What I disliked: I felt there were some holes in the plot and at time the heroine was irritatingly na├»ve.  Mackenzie suspects the Duke was murdered, thus believes a killer is on the loose, but persists in confiding in the wrong people and wandering around alone, outspoken and vulnerable.  Also, why is the Duke of Kensington referred to as Duke Kensington (none of the dukes in this book get an ‘of’)?  Why isn’t his wife the Duchess instead of Lady Evelyn (just an error in title usage?)?  Who was Mackenzie’s father?  Is it likely a group of jealous nobles would accept a bastard daughter as heiress to a deceased duke than his legal wife?  Admittedly, I am sure they would prefer to usurp the land or marry the widow or daughter to acquire it more conventionally.  There is also a confusing subplot involving a character with leprosy, except that it turns out she doesn’t have leprosy.  I was hoping the leper would be revealed as Mackenzie’s mother, which would have made just as much sense as the inadequate explanation of her origins.

Source:  I received this book from the Historical Fiction Virtual Book Tours and urge you to stop by the tour to learn more about the author and see what other bloggers had to say about this book.   You can also purchase the book:

Amazon CA (Kindle)
Amazon UK
Amazon US
Barnes & Noble 
Book Depository

Virtual Book Tour Schedule:

Monday, May 12
Review at History From a Woman’s Perspective
Tuesday, May 13
Excerpt at Peeking Between the Pages
Wednesday, May 14
Review at SOS Aloha
Friday, May 16
Spotlight at Passages to the Past
Wednesday, May 21
Guest Post at Just One More Chapter
Thursday, May 22
Excerpt at Let Them Read Books
Monday, May 26
Review at Book Nerd
Friday, May 30
Guest Post at Susan Heim on Writing

Giveaway
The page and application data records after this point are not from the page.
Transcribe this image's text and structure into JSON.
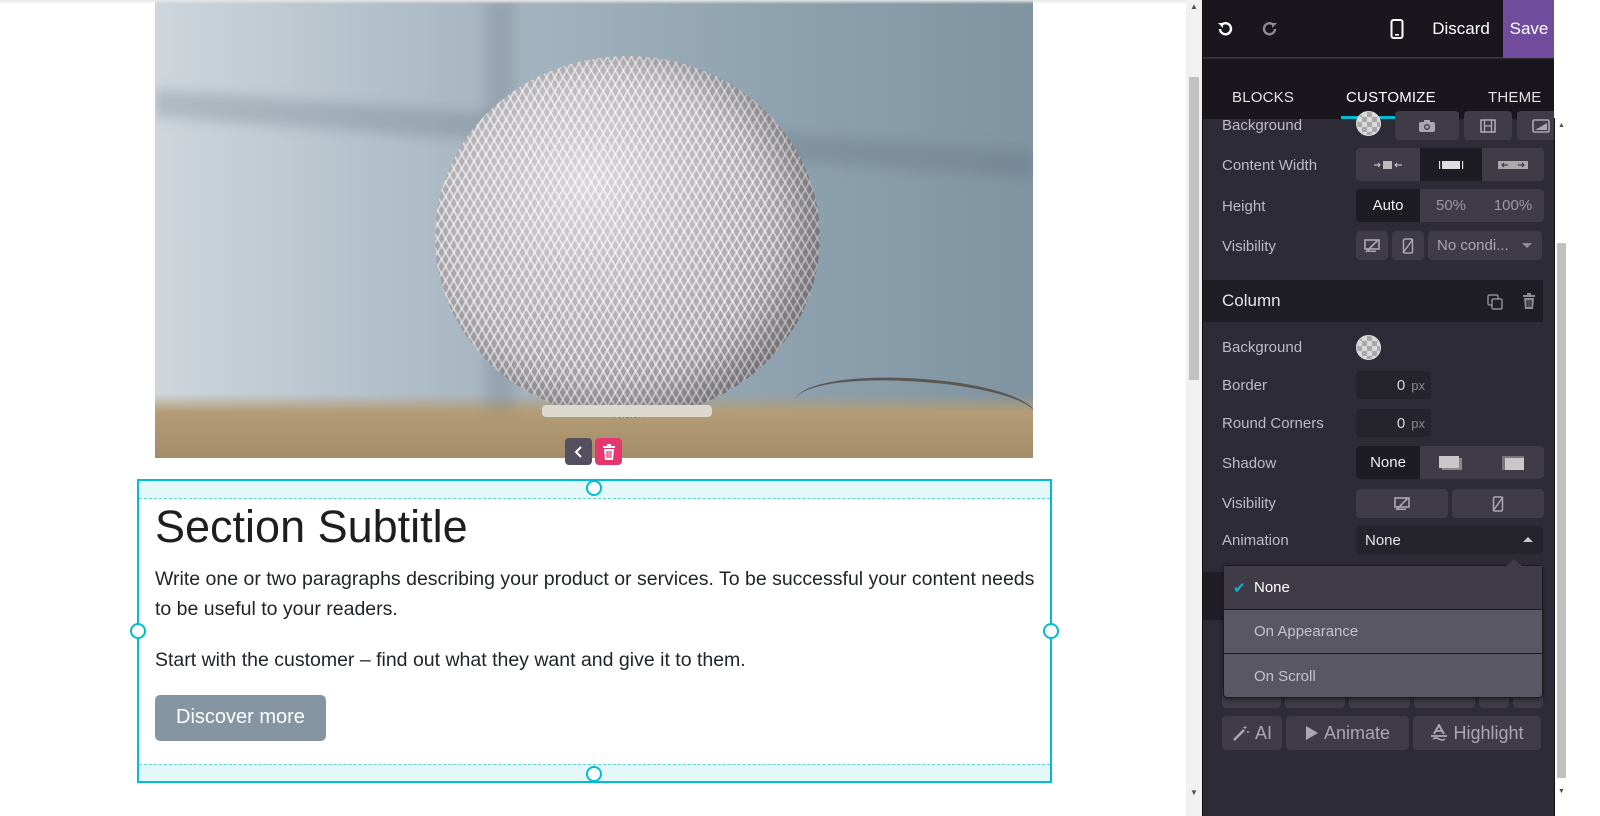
{
  "canvas": {
    "image_alt": "Smart speaker on a table",
    "snippet_tools": {
      "move_label": "move-left",
      "delete_label": "delete"
    },
    "heading": "Section Subtitle",
    "paragraph1": "Write one or two paragraphs describing your product or services. To be successful your content needs to be useful to your readers.",
    "paragraph2": "Start with the customer – find out what they want and give it to them.",
    "cta_button": "Discover more"
  },
  "toolbar": {
    "undo_icon": "undo-icon",
    "redo_icon": "redo-icon",
    "mobile_icon": "mobile-preview-icon",
    "discard_label": "Discard",
    "save_label": "Save",
    "save_color": "#714b9c"
  },
  "tabs": [
    {
      "label": "BLOCKS",
      "active": false
    },
    {
      "label": "CUSTOMIZE",
      "active": true
    },
    {
      "label": "THEME",
      "active": false
    }
  ],
  "accent_color": "#00bcd4",
  "section_options": {
    "background_label": "Background",
    "content_width_label": "Content Width",
    "content_width_options": [
      "small",
      "regular",
      "full"
    ],
    "content_width_selected": "regular",
    "height_label": "Height",
    "height_options": [
      "Auto",
      "50%",
      "100%"
    ],
    "height_selected": "Auto",
    "visibility_label": "Visibility",
    "visibility_condition": "No condi..."
  },
  "column": {
    "title": "Column",
    "background_label": "Background",
    "border_label": "Border",
    "border_value": "0",
    "border_unit": "px",
    "round_corners_label": "Round Corners",
    "round_corners_value": "0",
    "round_corners_unit": "px",
    "shadow_label": "Shadow",
    "shadow_options": [
      "None",
      "outset",
      "inset"
    ],
    "shadow_selected": "None",
    "visibility_label": "Visibility",
    "animation_label": "Animation",
    "animation_value": "None"
  },
  "animation_dropdown": {
    "options": [
      {
        "label": "None",
        "selected": true
      },
      {
        "label": "On Appearance",
        "selected": false
      },
      {
        "label": "On Scroll",
        "selected": false
      }
    ]
  },
  "text_tools": {
    "ai_label": "AI",
    "animate_label": "Animate",
    "highlight_label": "Highlight"
  }
}
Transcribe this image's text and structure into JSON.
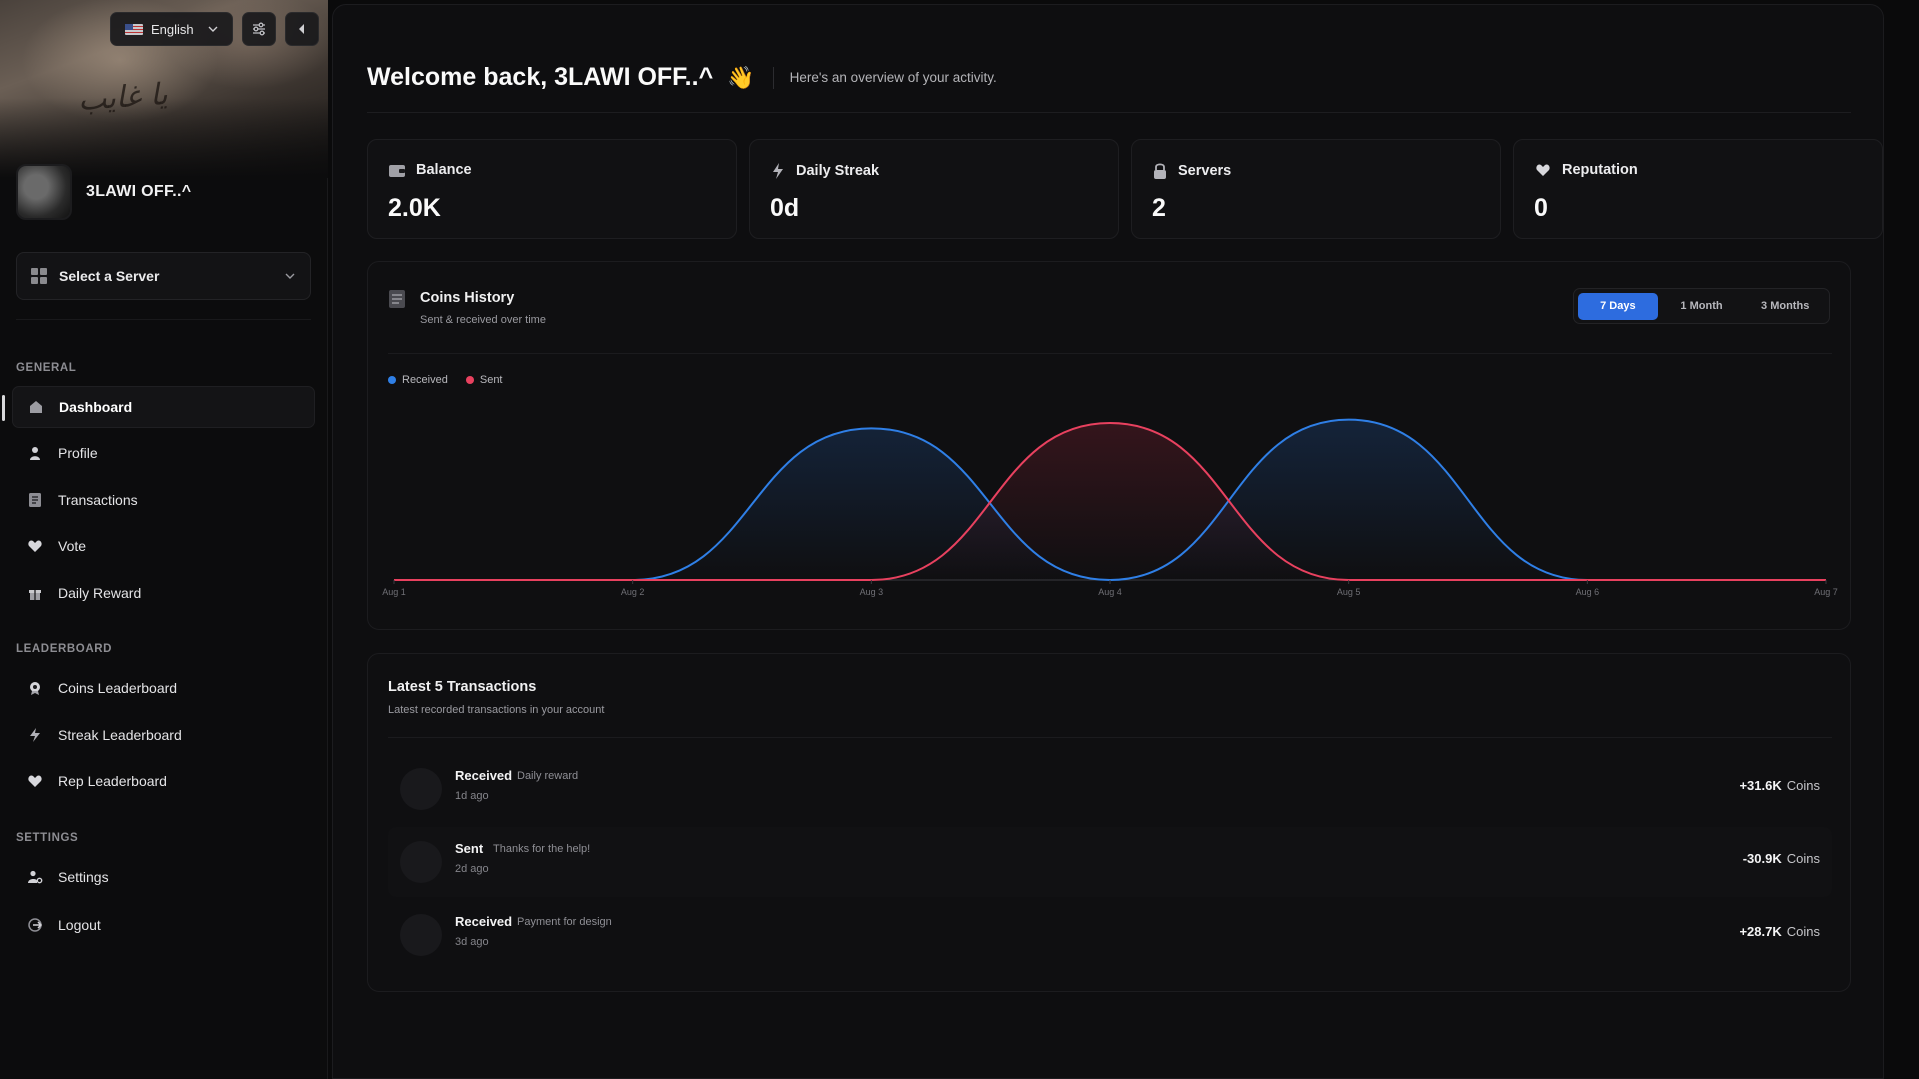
{
  "sidebar": {
    "language": "English",
    "banner_script": "يا غايب",
    "username": "3LAWI OFF..^",
    "server_select": "Select a Server",
    "sections": {
      "general": "GENERAL",
      "leaderboard": "LEADERBOARD",
      "settings": "SETTINGS"
    },
    "nav": {
      "dashboard": "Dashboard",
      "profile": "Profile",
      "transactions": "Transactions",
      "vote": "Vote",
      "daily_reward": "Daily Reward",
      "coins_leaderboard": "Coins Leaderboard",
      "streak_leaderboard": "Streak Leaderboard",
      "rep_leaderboard": "Rep Leaderboard",
      "settings": "Settings",
      "logout": "Logout"
    }
  },
  "header": {
    "welcome": "Welcome back, 3LAWI OFF..^",
    "wave": "👋",
    "subtitle": "Here's an overview of your activity."
  },
  "stats": [
    {
      "label": "Balance",
      "value": "2.0K",
      "icon": "wallet-icon"
    },
    {
      "label": "Daily Streak",
      "value": "0d",
      "icon": "bolt-icon"
    },
    {
      "label": "Servers",
      "value": "2",
      "icon": "server-icon"
    },
    {
      "label": "Reputation",
      "value": "0",
      "icon": "heart-icon"
    }
  ],
  "coins_history": {
    "title": "Coins History",
    "subtitle": "Sent & received over time",
    "ranges": [
      "7 Days",
      "1 Month",
      "3 Months"
    ],
    "active_range": "7 Days"
  },
  "chart_data": {
    "type": "line",
    "x": [
      "Aug 1",
      "Aug 2",
      "Aug 3",
      "Aug 4",
      "Aug 5",
      "Aug 6",
      "Aug 7"
    ],
    "series": [
      {
        "name": "Received",
        "color": "#2f7fe6",
        "values": [
          0,
          0,
          31.6,
          0,
          33.4,
          0,
          0
        ]
      },
      {
        "name": "Sent",
        "color": "#e8415f",
        "values": [
          0,
          0,
          0,
          32.7,
          0,
          0,
          0
        ]
      }
    ],
    "ylim": [
      0,
      35
    ],
    "grid": false,
    "legend": "top-left"
  },
  "transactions": {
    "title": "Latest 5 Transactions",
    "subtitle": "Latest recorded transactions in your account",
    "unit": "Coins",
    "rows": [
      {
        "type": "Received",
        "note": "Daily reward",
        "time": "1d ago",
        "amount": "+31.6K"
      },
      {
        "type": "Sent",
        "note": "Thanks for the help!",
        "time": "2d ago",
        "amount": "-30.9K"
      },
      {
        "type": "Received",
        "note": "Payment for design",
        "time": "3d ago",
        "amount": "+28.7K"
      }
    ]
  }
}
To win one of two copies of Mackenzie’s Cross, please complete this form: Rafflecopter giveaway.  Giveaway is open internationally but ends at 11:59pm on June 4th so enter quickly. You must be 18 or older to enter.  Winner will be chosen via Rafflecopter on June 5th and notified via email.  Winner has 48 hours to claim prize or a new winner is chosen.